**ACTION ITEM:** Return the whole listing exactly as written.

++++

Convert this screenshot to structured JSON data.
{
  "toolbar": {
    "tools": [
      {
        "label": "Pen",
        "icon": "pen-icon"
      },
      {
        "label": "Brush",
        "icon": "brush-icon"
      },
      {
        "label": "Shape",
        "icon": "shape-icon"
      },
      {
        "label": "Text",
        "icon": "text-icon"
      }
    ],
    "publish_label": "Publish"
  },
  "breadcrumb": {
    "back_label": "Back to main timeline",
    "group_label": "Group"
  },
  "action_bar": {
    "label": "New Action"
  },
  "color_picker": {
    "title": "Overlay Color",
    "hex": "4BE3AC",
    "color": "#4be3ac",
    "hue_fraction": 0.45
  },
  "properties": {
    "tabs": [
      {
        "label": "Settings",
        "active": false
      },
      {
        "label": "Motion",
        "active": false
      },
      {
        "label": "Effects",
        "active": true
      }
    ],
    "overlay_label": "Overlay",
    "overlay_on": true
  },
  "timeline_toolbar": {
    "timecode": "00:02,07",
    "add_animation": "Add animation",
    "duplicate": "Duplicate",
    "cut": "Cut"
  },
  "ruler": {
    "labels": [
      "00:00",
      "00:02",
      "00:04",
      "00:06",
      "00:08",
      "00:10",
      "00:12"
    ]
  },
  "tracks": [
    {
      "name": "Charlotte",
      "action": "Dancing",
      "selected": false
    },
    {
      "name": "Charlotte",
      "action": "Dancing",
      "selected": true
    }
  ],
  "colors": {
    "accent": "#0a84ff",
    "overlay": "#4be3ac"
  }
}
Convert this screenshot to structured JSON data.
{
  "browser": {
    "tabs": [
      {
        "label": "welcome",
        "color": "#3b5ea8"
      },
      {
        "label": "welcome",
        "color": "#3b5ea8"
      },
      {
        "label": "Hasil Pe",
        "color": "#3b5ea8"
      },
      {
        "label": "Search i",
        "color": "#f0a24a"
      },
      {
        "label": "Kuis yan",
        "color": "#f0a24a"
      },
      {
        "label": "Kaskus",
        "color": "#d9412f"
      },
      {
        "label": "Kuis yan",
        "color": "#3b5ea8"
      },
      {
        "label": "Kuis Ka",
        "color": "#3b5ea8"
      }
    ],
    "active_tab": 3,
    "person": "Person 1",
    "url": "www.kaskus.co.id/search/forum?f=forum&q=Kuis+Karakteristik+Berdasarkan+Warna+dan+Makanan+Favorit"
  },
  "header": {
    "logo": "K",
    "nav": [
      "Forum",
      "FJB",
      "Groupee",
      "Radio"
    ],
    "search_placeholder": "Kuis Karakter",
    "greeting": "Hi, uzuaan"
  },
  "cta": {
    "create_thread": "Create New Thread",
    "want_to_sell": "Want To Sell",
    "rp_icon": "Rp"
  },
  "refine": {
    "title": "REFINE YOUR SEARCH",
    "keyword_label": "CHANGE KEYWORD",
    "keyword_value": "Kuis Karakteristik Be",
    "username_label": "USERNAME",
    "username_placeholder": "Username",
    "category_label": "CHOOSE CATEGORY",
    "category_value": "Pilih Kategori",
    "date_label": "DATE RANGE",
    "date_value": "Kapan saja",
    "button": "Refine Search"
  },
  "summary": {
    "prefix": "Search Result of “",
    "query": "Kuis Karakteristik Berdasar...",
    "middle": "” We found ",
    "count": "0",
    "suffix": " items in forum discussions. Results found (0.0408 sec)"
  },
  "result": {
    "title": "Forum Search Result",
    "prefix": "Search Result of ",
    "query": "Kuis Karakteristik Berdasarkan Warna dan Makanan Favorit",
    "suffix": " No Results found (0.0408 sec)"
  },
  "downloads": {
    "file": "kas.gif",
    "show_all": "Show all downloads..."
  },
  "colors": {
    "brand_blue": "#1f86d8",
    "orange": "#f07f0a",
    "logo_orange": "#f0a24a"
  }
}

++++

**TASK RESPONSE:**
Convert this screenshot to structured JSON data.
{
  "toolbar": {
    "tools": [
      {
        "label": "Pen",
        "icon": "pen-icon"
      },
      {
        "label": "Brush",
        "icon": "brush-icon"
      },
      {
        "label": "Shape",
        "icon": "shape-icon"
      },
      {
        "label": "Text",
        "icon": "text-icon"
      }
    ],
    "publish_label": "Publish"
  },
  "breadcrumb": {
    "back_label": "Back to main timeline",
    "group_label": "Group"
  },
  "action_bar": {
    "label": "New Action"
  },
  "color_picker": {
    "title": "Overlay Color",
    "hex": "4BE3AC",
    "color": "#4be3ac",
    "hue_fraction": 0.45
  },
  "properties": {
    "tabs": [
      {
        "label": "Settings",
        "active": false
      },
      {
        "label": "Motion",
        "active": false
      },
      {
        "label": "Effects",
        "active": true
      }
    ],
    "overlay_label": "Overlay",
    "overlay_on": true
  },
  "timeline_toolbar": {
    "timecode": "00:02,07",
    "add_animation": "Add animation",
    "duplicate": "Duplicate",
    "cut": "Cut"
  },
  "ruler": {
    "labels": [
      "00:00",
      "00:02",
      "00:04",
      "00:06",
      "00:08",
      "00:10",
      "00:12"
    ]
  },
  "tracks": [
    {
      "name": "Charlotte",
      "action": "Dancing",
      "selected": false
    },
    {
      "name": "Charlotte",
      "action": "Dancing",
      "selected": true
    }
  ],
  "colors": {
    "accent": "#0a84ff",
    "overlay": "#4be3ac"
  }
}
Convert this screenshot to structured JSON data.
{
  "browser": {
    "tabs": [
      {
        "label": "welcome",
        "color": "#3b5ea8"
      },
      {
        "label": "welcome",
        "color": "#3b5ea8"
      },
      {
        "label": "Hasil Pe",
        "color": "#3b5ea8"
      },
      {
        "label": "Search i",
        "color": "#f0a24a"
      },
      {
        "label": "Kuis yan",
        "color": "#f0a24a"
      },
      {
        "label": "Kaskus",
        "color": "#d9412f"
      },
      {
        "label": "Kuis yan",
        "color": "#3b5ea8"
      },
      {
        "label": "Kuis Ka",
        "color": "#3b5ea8"
      }
    ],
    "active_tab": 3,
    "person": "Person 1",
    "url": "www.kaskus.co.id/search/forum?f=forum&q=Kuis+Karakteristik+Berdasarkan+Warna+dan+Makanan+Favorit"
  },
  "header": {
    "logo": "K",
    "nav": [
      "Forum",
      "FJB",
      "Groupee",
      "Radio"
    ],
    "search_placeholder": "Kuis Karakter",
    "greeting": "Hi, uzuaan"
  },
  "cta": {
    "create_thread": "Create New Thread",
    "want_to_sell": "Want To Sell",
    "rp_icon": "Rp"
  },
  "refine": {
    "title": "REFINE YOUR SEARCH",
    "keyword_label": "CHANGE KEYWORD",
    "keyword_value": "Kuis Karakteristik Be",
    "username_label": "USERNAME",
    "username_placeholder": "Username",
    "category_label": "CHOOSE CATEGORY",
    "category_value": "Pilih Kategori",
    "date_label": "DATE RANGE",
    "date_value": "Kapan saja",
    "button": "Refine Search"
  },
  "summary": {
    "prefix": "Search Result of “",
    "query": "Kuis Karakteristik Berdasar...",
    "middle": "” We found ",
    "count": "0",
    "suffix": " items in forum discussions. Results found (0.0408 sec)"
  },
  "result": {
    "title": "Forum Search Result",
    "prefix": "Search Result of ",
    "query": "Kuis Karakteristik Berdasarkan Warna dan Makanan Favorit",
    "suffix": " No Results found (0.0408 sec)"
  },
  "downloads": {
    "file": "kas.gif",
    "show_all": "Show all downloads..."
  },
  "colors": {
    "brand_blue": "#1f86d8",
    "orange": "#f07f0a",
    "logo_orange": "#f0a24a"
  }
}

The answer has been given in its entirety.